As grain prices have fallen since the latest peak in 2012, many farmers, out of necessity, have cut back on capital expenditures, including machinery. Today, you’ll find that producers are not only being careful in what they purchase, but also how they purchase.
Recently, some economists have said cuts in capital expenditures could be in excess of 60% of spending from just a few years ago when grain prices were on the other side of the spectrum.*
“Higher capital expenditures are one of the main factors leading to higher machinery-related costs that are occurring on grain farms. Now that crop revenues have declined, capital expenditures on grain farms also need to decline,” says University of Illinois Extension ag economist Gary Schnitkey. “In addition, other measures may be required to lower machinery-related costs.”
Machinery Is Still Moving
Farm equipment is still moving from dealership lots around the country – a sign that general buying cuts may not be happening at levels previously projected. Instead, what we’re seeing is more of a shift in what producers are buying.
“Right now, the sentiment is producers aren’t buying anything, but there’s still activity in the market,” says Brian Schrock, AgDirect Territory Manager in Missouri. “But, they’re buying essential items and should look at purchasing technology that can help them be more productive and reduce input costs.”
Benefit Of Being The Low-cost Producer
Cost containment may be the name of the game for producers in today’s machinery marketplace, and Schrock says that’s happening in several ways. First, if a producer is in a strong capital position, there are ways to leverage that to cut down your iron costs, both in what you buy and how you buy it.
“Whereas a high-cost producer may not be in the market in a couple years, a low-cost producer is going to have opportunities to buy equipment from either a dealer or at auction because he doesn’t have significant debt to service or high land-use cost. That’s one area where we see some opportunities,” Schrock says. “Maybe that producer doesn’t want to lay out cash on a new vertical tillage tool, but will finance a $50,000 used machine on a five-year note. Farmers with liquidity are taking advantage of these lower equipment prices.”
Price Responses Vary
Different sectors of the used machinery marketplace are responding to grain prices in varying ways. A producer looking for a tractor, for example, may find some sizes and models are falling sharply in price, while values are holding steady for other used models. Can a producer buy a different machine than he or she ordinarily would if it means capturing a lower relative price?

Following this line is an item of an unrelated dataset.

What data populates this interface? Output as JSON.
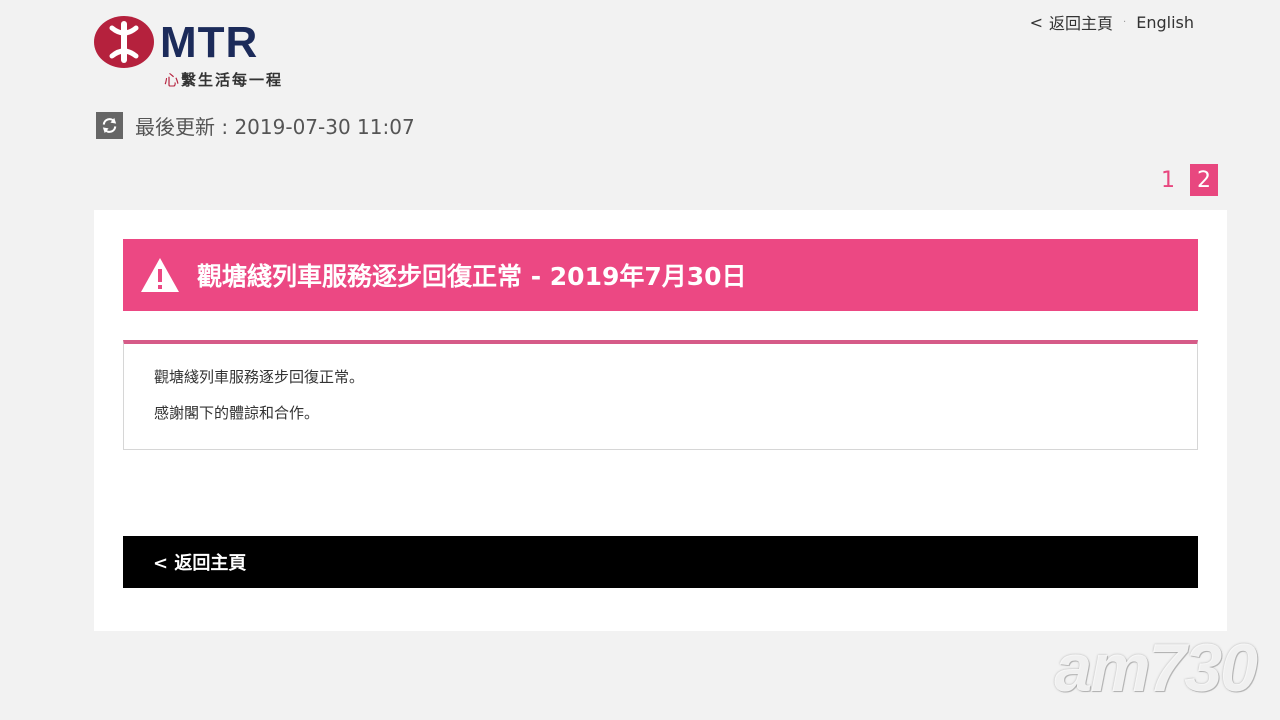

“Mid-horsepower and smaller tractors are not losing value, while bigger tractors are falling off. Therefore, there are quite a few of them out there. If there’s a big flood of used models on the market, everything else drops accordingly. If dealers are sitting on 2,500 units of combines in aggregate across the nation and there’s a push to trade, it’s going to really drive down their value,” he says. “There’s potentially going to be a good influx of some equipment coming into the market from the manufacturers with equipment coming off lease. They don’t want to sit on that equipment and will likely offer it at reduced values to generate cash.”
Just as overall machinery inventory will continue to change, so too will the way you can purchase that machinery. Higher-inventory machines will see prices fall, but financing options could see an uptick. Some of those options could help producers retain more cash when they pay only for the value they glean.
“If a producer is going to lease a piece of equipment and use 50% of the value of that machine in a three-year time period, he or she is only going to only pay for that use. There are options for financing equipment to reduce the payment and maintain cash flow,” says Schrock. He encourages producers to connect with AgDirect through their equipment dealer or direct to learn more about specific financing options. “The manufacturers are making adjustments to their lease programs to manage risk and reduce the number of machines that are turned back in at lease maturity.
“A lower payment means there’s a higher residual, so at the end of three years, that tractor’s only going to be worth 60% of what it’s worth today. We’re seeing the manufacturers make some changes to residual values as well,” Schrock adds.
Stay In The Loop
With so much variety in how different sectors of the machinery market are responding to lower grain prices, it can be tough to forecast how those trends will continue to unfold. One thing is clear, however; buying habits are changing not just because of the markets involved, but also how buyers are staying informed about their marketplace.
“I think with today’s technology and communication, farmers are talking and listening to a lot more people, they’re smarter about markets and they’re out there taking advantage of opportunities to buy,” Schrock says. “Buying habits change so much quicker than in the past.”